So we were happy to see Jonah Lehrer [pictured, left] offer some of his own brain’s thoughts on our next president’s brain in Sunday’s New York Times Magazine. In the interview, Lehrer -- the editor of’s Mind Matters column—touches on the tendency to stand by our beliefs even in the face of evidence to the contrary. That’s a key theme of Lehrer’s new book, How We Decide, which unravels the latest neuroscience research on the complex emotional and (sometimes) rational forces that interact to influence our decisions.

The tendency to get stuck to beliefs is especially worrying when it affects politicians’ decision making, but Lehrer credits president-elect Obama with having a nuanced understanding of the human mind’s potential pitfalls. Obama, he says, is especially skilled at thinking about thinking: “I imagine that if you took a scan of his brain, you would see lots of activity in the prefrontal cortex, which doesn’t mean that he doesn’t experience the primal emotions that come from the amygdala.”

If you’re curious about the prefrontal cortex and the amygdala, among other issues, Lehrer has covered a number of topics he discusses in the Times interview in depth in Mind Matters: animal cognition, why we gamble and abuse credit cards, and the dangers of our built-in certainty bias.

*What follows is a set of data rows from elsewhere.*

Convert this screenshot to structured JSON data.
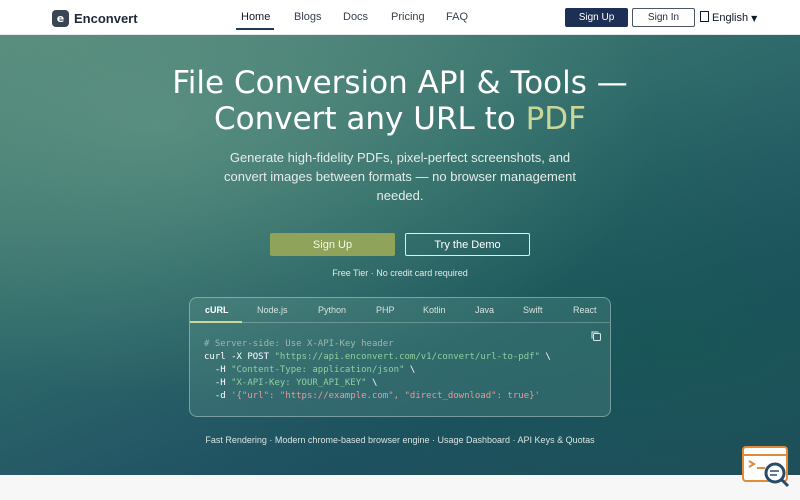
{
  "brand": {
    "name": "Enconvert",
    "mark": "e"
  },
  "nav": {
    "items": [
      {
        "label": "Home",
        "active": true
      },
      {
        "label": "Blogs",
        "active": false
      },
      {
        "label": "Docs",
        "active": false
      },
      {
        "label": "Pricing",
        "active": false
      },
      {
        "label": "FAQ",
        "active": false
      }
    ],
    "signup_label": "Sign Up",
    "signin_label": "Sign In",
    "language": "English",
    "language_icon": "globe-icon"
  },
  "hero": {
    "title_line1": "File Conversion API & Tools —",
    "title_line2_prefix": "Convert any URL to ",
    "title_highlight": "PDF",
    "subtitle": "Generate high-fidelity PDFs, pixel-perfect screenshots, and convert images between formats — no browser management needed.",
    "primary_button": "Sign Up",
    "secondary_button": "Try the Demo",
    "free_tier_note": "Free Tier · No credit card required"
  },
  "code_sample": {
    "tabs": [
      "cURL",
      "Node.js",
      "Python",
      "PHP",
      "Kotlin",
      "Java",
      "Swift",
      "React"
    ],
    "active_tab": "cURL",
    "copy_icon": "copy-icon",
    "lines": {
      "comment": "# Server-side: Use X-API-Key header",
      "line1_cmd": "curl -X POST ",
      "line1_url": "\"https://api.enconvert.com/v1/convert/url-to-pdf\"",
      "line1_tail": " \\",
      "line2_flag": "  -H ",
      "line2_val": "\"Content-Type: application/json\"",
      "line2_tail": " \\",
      "line3_flag": "  -H ",
      "line3_val": "\"X-API-Key: YOUR_API_KEY\"",
      "line3_tail": " \\",
      "line4_flag": "  -d ",
      "line4_val": "'{\"url\": \"https://example.com\", \"direct_download\": true}'"
    }
  },
  "features_line": "Fast Rendering · Modern chrome-based browser engine · Usage Dashboard · API Keys & Quotas",
  "colors": {
    "primary_dark": "#1e2f55",
    "accent_green": "#8fa35a",
    "highlight": "#c9d89a",
    "hero_teal": "#2e6a6a"
  }
}
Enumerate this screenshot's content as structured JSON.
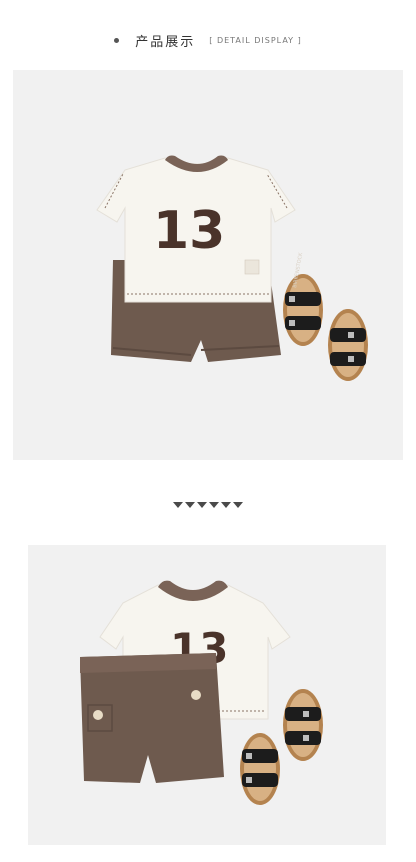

Some of those columns appear in the print edition of Scientific American Mind.

Can’t decide which of those links to click on first? Lehrer may be able to help you with that.

photo of Jonah Lehrer by Nina Subin